Death Comes to Pemberley by P.D. James: Elizabeth and Darcy have been married for six years and things seem to be going well at Pemberley. Jane and Mr. Bingley live nearby, Georgiana Darcy’s marriage prospects are looking great, and everything is on schedule in the planning of the annual autumn ball. But chaos descends on the estate when Lydia Wickham – Elizabeth’s shamed sister – arrives at Pemberley in hysterics. Wickham has been murdered.

The Jane Austen Book Club by Karen Joy Fowler: This witty novel about unlikely friendships and tested relationships follows six Janeites who form a book club to discuss Austen’s collected works. There’s a great scene at the beginning of the novel where, at the club’s first meeting, Fowler comments on one member’s decision to bring the Gramercy edition of the collected novels. Serious shade is thrown. This 2005 novel is a must-read for any Austen fan looking to relive the pre-bookish Internet days.

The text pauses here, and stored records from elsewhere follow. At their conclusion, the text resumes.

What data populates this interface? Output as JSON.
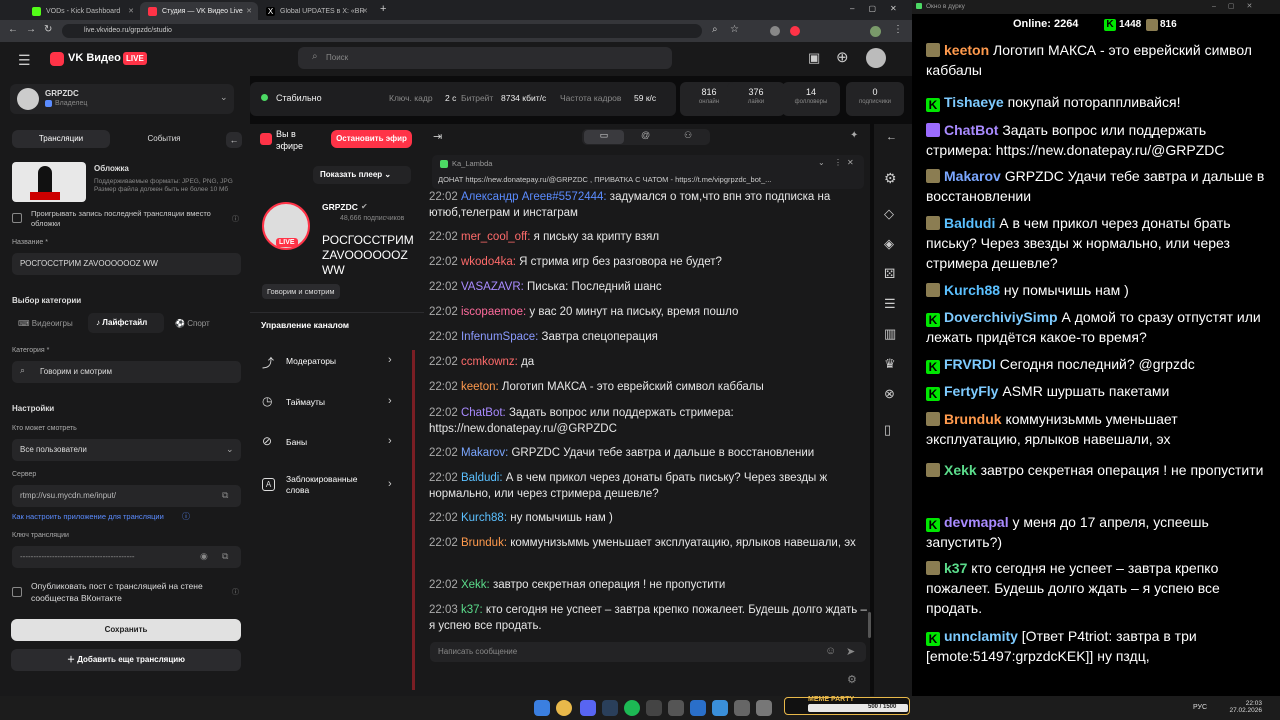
{
  "browser": {
    "tabs": [
      {
        "title": "VODs - Kick Dashboard",
        "color": "#53fc18"
      },
      {
        "title": "Студия — VK Видео Live",
        "color": "#ff3347"
      },
      {
        "title": "Global UPDATES в X: «BREAKIN",
        "color": "#ffffff"
      }
    ],
    "new_tab": "+",
    "url": "live.vkvideo.ru/grpzdc/studio"
  },
  "vk": {
    "logo": "VK Видео",
    "live_badge": "LIVE",
    "search_placeholder": "Поиск",
    "channel_name": "GRPZDC",
    "channel_role": "Владелец",
    "status": "Стабильно",
    "keyframe_label": "Ключ. кадр",
    "keyframe_value": "2 с",
    "bitrate_label": "Битрейт",
    "bitrate_value": "8734 кбит/с",
    "fps_label": "Частота кадров",
    "fps_value": "59 к/с",
    "stats": [
      {
        "value": "816",
        "label": "онлайн"
      },
      {
        "value": "376",
        "label": "лайки"
      },
      {
        "value": "14",
        "label": "фолловеры"
      },
      {
        "value": "0",
        "label": "подписчики"
      }
    ]
  },
  "left": {
    "tab_streams": "Трансляции",
    "tab_events": "События",
    "cover_title": "Обложка",
    "cover_hint": "Поддерживаемые форматы: JPEG, PNG, JPG Размер файла должен быть не более 10 Мб",
    "auto_cover": "Проигрывать запись последней трансляции вместо обложки",
    "name_label": "Название *",
    "name_value": "РОСГОССТРИМ ZAVOOOOOOZ WW",
    "category_choice": "Выбор категории",
    "cat_games": "Видеоигры",
    "cat_lifestyle": "Лайфстайл",
    "cat_sport": "Спорт",
    "category_label": "Категория *",
    "category_value": "Говорим и смотрим",
    "settings": "Настройки",
    "who_can_watch": "Кто может смотреть",
    "who_value": "Все пользователи",
    "server_label": "Сервер",
    "server_value": "rtmp://vsu.mycdn.me/input/",
    "setup_link": "Как настроить приложение для трансляции",
    "key_label": "Ключ трансляции",
    "key_value": "-------------------------------------------",
    "publish_post": "Опубликовать пост с трансляцией на стене сообщества ВКонтакте",
    "save": "Сохранить",
    "add_stream": "Добавить еще трансляцию"
  },
  "center": {
    "on_air": "Вы в эфире",
    "stop": "Остановить эфир",
    "show_player": "Показать плеер",
    "channel": "GRPZDC",
    "subscribers": "48,666 подписчиков",
    "stream_title": "РОСГОССТРИМ ZAVOOOOOOZ WW",
    "category_tag": "Говорим и смотрим",
    "manage": "Управление каналом",
    "menu": [
      {
        "label": "Модераторы",
        "icon": "rocket-icon"
      },
      {
        "label": "Таймауты",
        "icon": "clock-icon"
      },
      {
        "label": "Баны",
        "icon": "ban-icon"
      },
      {
        "label": "Заблокированные слова",
        "icon": "font-icon"
      }
    ]
  },
  "chat": {
    "pinned_user": "Ka_Lambda",
    "pinned_text": "ДОНАТ https://new.donatepay.ru/@GRPZDC , ПРИВАТКА С ЧАТОМ - https://t.me/vipgrpzdc_bot_...",
    "input_placeholder": "Написать сообщение",
    "messages": [
      {
        "time": "22:02",
        "user": "Александр Агеев#5572444:",
        "color": "#5b8cff",
        "text": "задумался о том,что впн это подписка на ютюб,телеграм и инстаграм"
      },
      {
        "time": "22:02",
        "user": "mer_cool_off:",
        "color": "#ff6b6b",
        "text": "я письку за крипту взял"
      },
      {
        "time": "22:02",
        "user": "wkodo4ka:",
        "color": "#ff6b6b",
        "text": "Я стрима игр без разговора не будет?"
      },
      {
        "time": "22:02",
        "user": "VASAZAVR:",
        "color": "#a98bff",
        "text": "Писька: Последний шанс"
      },
      {
        "time": "22:02",
        "user": "iscopaemoe:",
        "color": "#ff6b9d",
        "text": "у вас 20 минут на письку, время пошло"
      },
      {
        "time": "22:02",
        "user": "InfenumSpace:",
        "color": "#8b9bff",
        "text": "Завтра спецоперация"
      },
      {
        "time": "22:02",
        "user": "ccmkownz:",
        "color": "#ff6b6b",
        "text": "да"
      },
      {
        "time": "22:02",
        "user": "keeton:",
        "color": "#ff9a4d",
        "text": "Логотип МАКСА - это еврейский символ каббалы"
      },
      {
        "time": "22:02",
        "user": "ChatBot:",
        "color": "#a98bff",
        "text": "Задать вопрос или поддержать стримера: https://new.donatepay.ru/@GRPZDC"
      },
      {
        "time": "22:02",
        "user": "Makarov:",
        "color": "#7ba7ff",
        "text": "GRPZDC Удачи тебе завтра и дальше в восстановлении"
      },
      {
        "time": "22:02",
        "user": "Baldudi:",
        "color": "#5bc0ff",
        "text": "А в чем прикол через донаты брать письку? Через звезды ж нормально, или через стримера дешевле?"
      },
      {
        "time": "22:02",
        "user": "Kurch88:",
        "color": "#5bc0ff",
        "text": "ну помычишь нам )"
      },
      {
        "time": "22:02",
        "user": "Brunduk:",
        "color": "#ff9a4d",
        "text": "коммунизьммь уменьшает эксплуатацию, ярлыков навешали, эх"
      },
      {
        "time": "22:02",
        "user": "Xekk:",
        "color": "#5bdc8b",
        "text": "завтро секретная операция ! не пропустити"
      },
      {
        "time": "22:03",
        "user": "k37:",
        "color": "#5bdc8b",
        "text": "кто сегодня не успеет – завтра крепко пожалеет. Будешь долго ждать – я успею все продать."
      }
    ]
  },
  "overlay": {
    "window_title": "Окно в дурку",
    "online_label": "Online:",
    "online_value": "2264",
    "kick_count": "1448",
    "vk_count": "816",
    "messages": [
      {
        "user": "keeton",
        "color": "#ff9a4d",
        "text": "Логотип МАКСА - это еврейский символ каббалы",
        "badge": "cat"
      },
      {
        "user": "Tishaeye",
        "color": "#7ecbff",
        "text": "покупай потораппливайся!",
        "badge": "kick"
      },
      {
        "user": "ChatBot",
        "color": "#a98bff",
        "text": "Задать вопрос или поддержать стримера: https://new.donatepay.ru/@GRPZDC",
        "badge": "bot"
      },
      {
        "user": "Makarov",
        "color": "#7ba7ff",
        "text": "GRPZDC Удачи тебе завтра и дальше в восстановлении",
        "badge": "cat"
      },
      {
        "user": "Baldudi",
        "color": "#5bc0ff",
        "text": "А в чем прикол через донаты брать письку? Через звезды ж нормально, или через стримера дешевле?",
        "badge": "cat"
      },
      {
        "user": "Kurch88",
        "color": "#5bc0ff",
        "text": "ну помычишь нам )",
        "badge": "cat"
      },
      {
        "user": "DoverchiviySimp",
        "color": "#7ecbff",
        "text": "А домой то сразу отпустят или лежать придётся какое-то время?",
        "badge": "kick"
      },
      {
        "user": "FRVRDI",
        "color": "#7ecbff",
        "text": "Сегодня последний? @grpzdc",
        "badge": "kick"
      },
      {
        "user": "FertyFly",
        "color": "#7ecbff",
        "text": "ASMR шуршать пакетами",
        "badge": "kick"
      },
      {
        "user": "Brunduk",
        "color": "#ff9a4d",
        "text": "коммунизьммь уменьшает эксплуатацию, ярлыков навешали, эх",
        "badge": "cat"
      },
      {
        "user": "Xekk",
        "color": "#5bdc8b",
        "text": "завтро секретная операция ! не пропустити",
        "badge": "cat"
      },
      {
        "user": "devmapal",
        "color": "#a98bff",
        "text": "у меня до 17 апреля, успеешь запустить?)",
        "badge": "kick"
      },
      {
        "user": "k37",
        "color": "#5bdc8b",
        "text": "кто сегодня не успеет – завтра крепко пожалеет. Будешь долго ждать – я успею все продать.",
        "badge": "cat"
      },
      {
        "user": "unnclamity",
        "color": "#7ecbff",
        "text": "[Ответ P4triot: завтра в три [emote:51497:grpzdcKEK]] ну пздц,",
        "badge": "kick"
      }
    ]
  },
  "taskbar": {
    "lang": "РУС",
    "time": "22:03",
    "date": "27.02.2026",
    "party_label": "MEME PARTY",
    "party_progress": "500 / 1500"
  },
  "colors": {
    "accent_red": "#ff3347",
    "kick_green": "#00e701",
    "link_blue": "#5b8cff"
  }
}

A Jane Austen Education: How Six Novels Taught Me About Love, Friendship, and the Things That Really Matter by William Deresiewicz: Deresiewicz credits Emma for transforming him from a “defensive, reactive, self-enclosed jerk” into the person he is today. Weaving Austen scholarship with personal memoir, this isn’t your average tome of literary criticism. It’s one man’s tale of self-discovery – with a little help from Jane.

Austenland by Shannon Hale: When a wealthy relative sends Jane to an English resort catered to the Austen obsessed, her dream of meeting her own Mr. Darcy goes from far fetched to feasible. Is a total immersion in Austenland enough to eradicate the obsession for good? Or will this regency lifestyle bring her a Darcy of her own?

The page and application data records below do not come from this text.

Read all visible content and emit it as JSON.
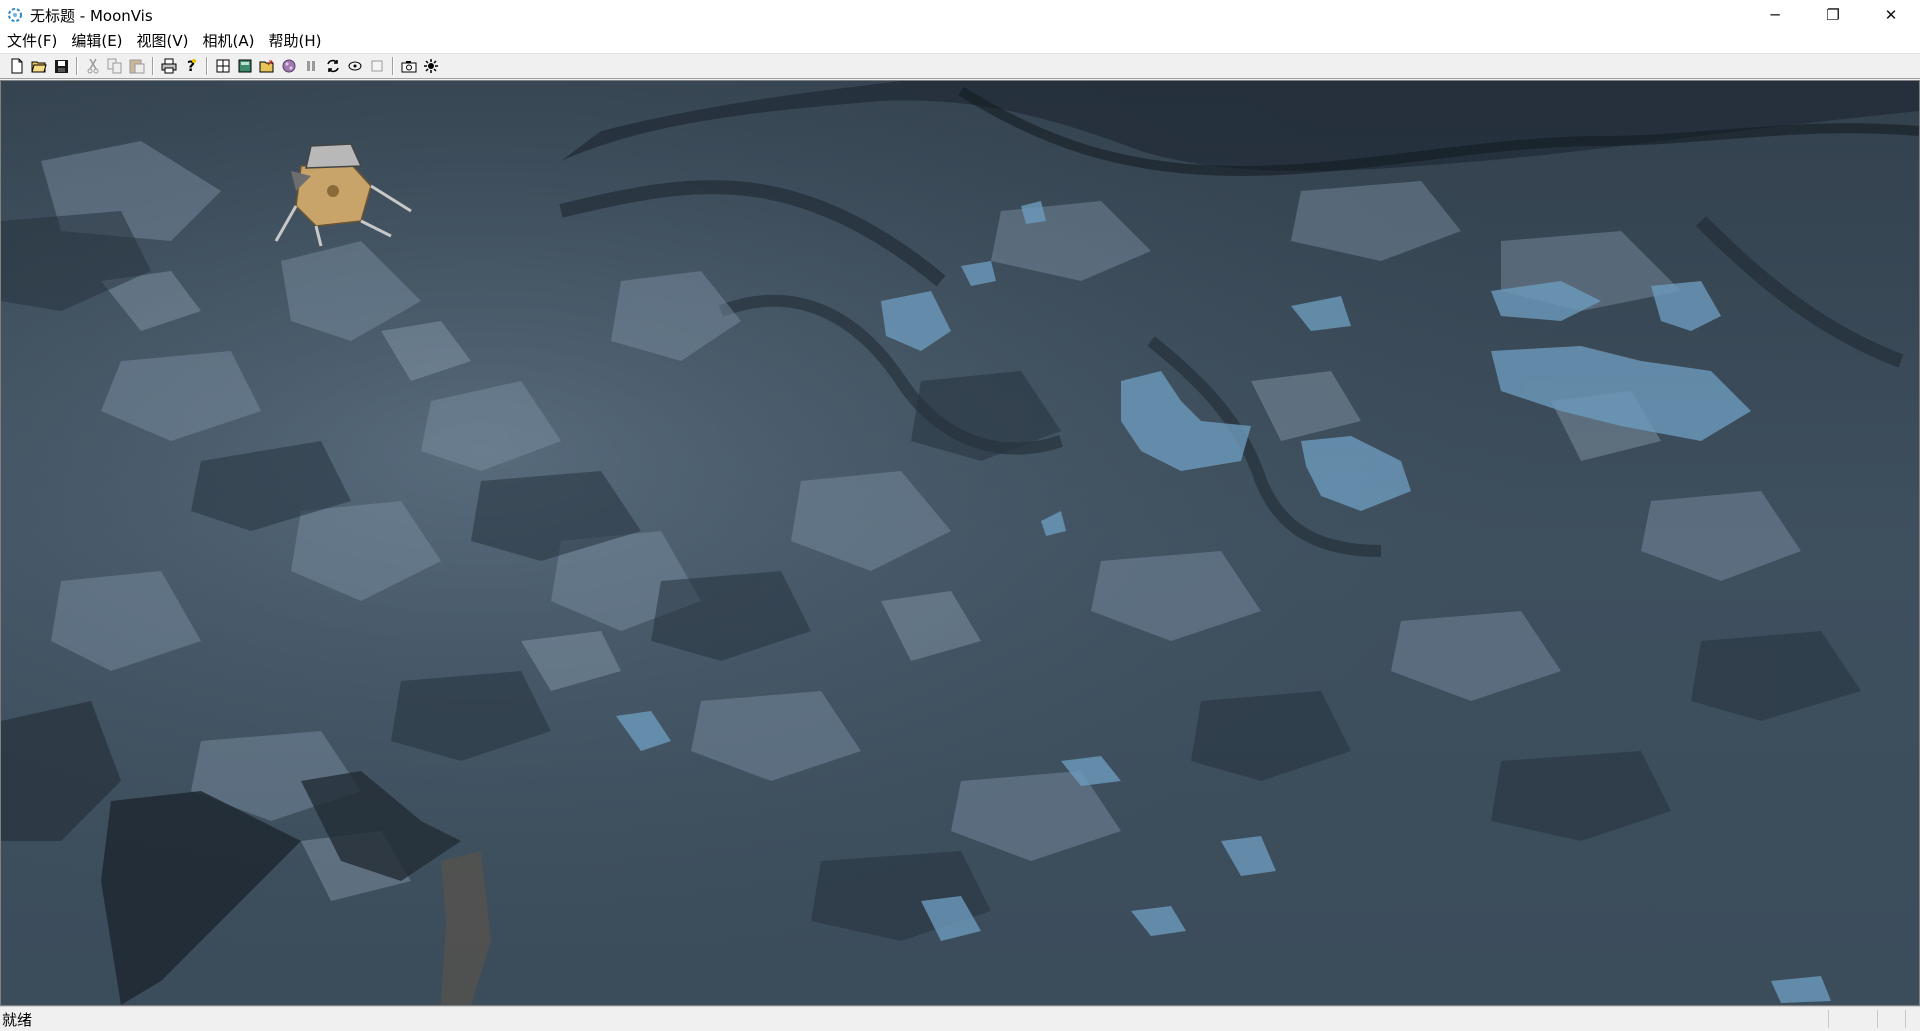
{
  "window": {
    "title": "无标题 - MoonVis",
    "app_icon": "moonvis-icon",
    "controls": {
      "minimize": "─",
      "restore": "❐",
      "close": "✕"
    }
  },
  "menu": {
    "items": [
      {
        "id": "file",
        "label": "文件(F)"
      },
      {
        "id": "edit",
        "label": "编辑(E)"
      },
      {
        "id": "view",
        "label": "视图(V)"
      },
      {
        "id": "camera",
        "label": "相机(A)"
      },
      {
        "id": "help",
        "label": "帮助(H)"
      }
    ]
  },
  "toolbar": {
    "buttons": [
      "new-icon",
      "open-icon",
      "save-icon",
      "cut-icon",
      "copy-icon",
      "paste-icon",
      "print-icon",
      "help-icon",
      "grid-icon",
      "panel-icon",
      "folder-load-icon",
      "texture-icon",
      "pause-icon",
      "refresh-icon",
      "orbit-icon",
      "frame-icon",
      "camera-icon",
      "sun-icon"
    ]
  },
  "viewport": {
    "scene": "lunar-surface",
    "object": "lunar-lander",
    "colors": {
      "surface": "#3a4a58",
      "shadow": "#1f2a34",
      "highlight": "#7f95a8",
      "ice": "#6d9bbd",
      "lander_gold": "#c9a46a"
    }
  },
  "status": {
    "text": "就绪"
  }
}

Lost in Austen by Emma Campbell Webster: Just when you think you’ve seen it all, here’s a Choose Your Own Adventure style book that assigns the reader the point of view of Elizabeth Bennet. But while the book starts in Pride and Prejudice’s world, it’s up to the reader to determine whether Lizzie will end up with the predictable choice or fall in love with Sense and Sensibility’s Mr. Willoughby, Northanger Abbey’s Henry Tilney, or Emma’s Mr. Knightly. It’s all up to you!

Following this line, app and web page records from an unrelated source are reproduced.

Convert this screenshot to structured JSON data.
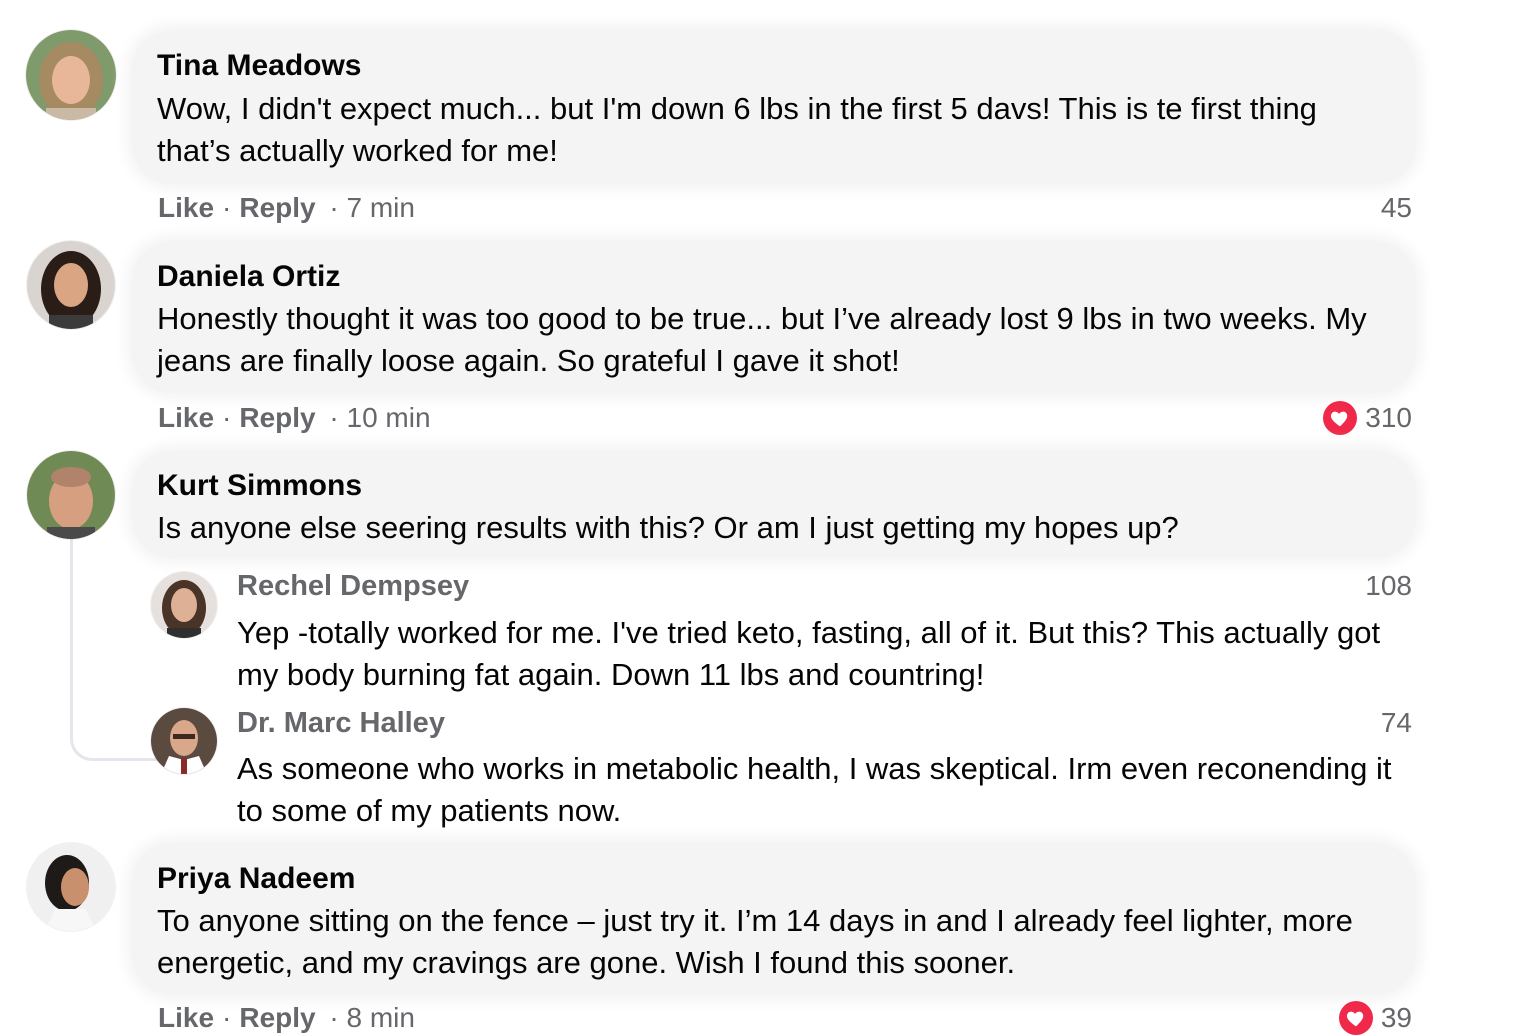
{
  "comments": [
    {
      "name": "Tina Meadows",
      "text": "Wow, I didn't expect much... but I'm down 6 lbs in the first 5 davs! This is te first thing that’s actually worked for me!",
      "like": "Like",
      "reply": "Reply",
      "dot": "·",
      "time": "· 7 min",
      "count": "45"
    },
    {
      "name": "Daniela Ortiz",
      "text": "Honestly thought it was too good to be true... but I’ve already lost 9 lbs in two weeks. My jeans are finally loose again. So grateful I gave it shot!",
      "like": "Like",
      "reply": "Reply",
      "dot": "·",
      "time": "· 10 min",
      "count": "310"
    },
    {
      "name": "Kurt Simmons",
      "text": "Is anyone else seering results with this? Or am I just getting my hopes up?"
    },
    {
      "name": "Priya Nadeem",
      "text": "To anyone sitting on the fence – just try it. I’m 14 days in and I already feel lighter, more energetic, and my cravings are gone. Wish I found this sooner.",
      "like": "Like",
      "reply": "Reply",
      "dot": "·",
      "time": "· 8 min",
      "count": "39"
    }
  ],
  "replies": [
    {
      "name": "Rechel Dempsey",
      "text": "Yep -totally worked for me. I've tried keto, fasting, all of it. But this? This actually got my body burning fat again. Down 11 lbs and countring!",
      "count": "108"
    },
    {
      "name": "Dr. Marc Halley",
      "text": "As someone who works in metabolic health, I was skeptical. Irm even reconending it to some of my patients now.",
      "count": "74"
    }
  ],
  "icons": {
    "reaction": "heart-icon",
    "reaction_color": "#f02849"
  }
}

Jane Austen, Game Theorist by Michael Suk-Young Chwe: In a book that’s part literary criticism, part social science, Michael Chwe unpacks how Austen explored game theory’s core ideas in all six of her novels. This book illustrates how Austen theorized choice and preferences and valued strategic thinking. In the book, Chwe explores how Austen analyzed the noticeable absence of strategic thinking and how her keen observations apply to a myriad of situations, including US military errors.

Among the Janeites: A Journey Through the World of Jane Austen Fandom by Deborah Yaffe: In this book, Yaffe – Janeite herself – explores the Austen fandom by flocking to where the Janeites gather, both online and IRL. She joins a pilgrimage to historic sites in Britain, joins in on the online Austen community, and attends a ball for the Jane Austen Society of North America. In period costume. Part journalistic chronicle of the Austen fandom, part love letter to the great author, Among the Janeites is a touching tribute to how we express our Austen love.

Sense and Sensibility and Sea Monsters by Jane Austen and Ben H. WintersA tale of romance, heartbreak, and tentacled mayhem. Say what? Sense and Sensibility and Sea Monsters is our beloved Jane Austen novel with a nautical – and sea beast-filled – twist. It’s survival of the fittest and only the fastest and bravest swimmers will find true love. 

Pride and Prejudice and Zombies by Jane Austen and Seth Grahame-Smith: The original text of Pride and Prejudice featuring all new scenes of bone-crunching zombie action. Wait a minute. Pride and Prejudice and Zombies takes the romance we know and love and turns it on its head – undead style. It’s a delightful comedy of manners with plenty of flesh-eating foe. 


Danielle Mohlman's picture

Danielle Mohlman

Danielle Mohlman is a playwright, bookworm, and library connoisseur. You can find her on Twitter and Tumblr. (She has a lot to say.) And on Instagram. (She never foodstagrams.) When she grows up, she wants to be Leslie Knope.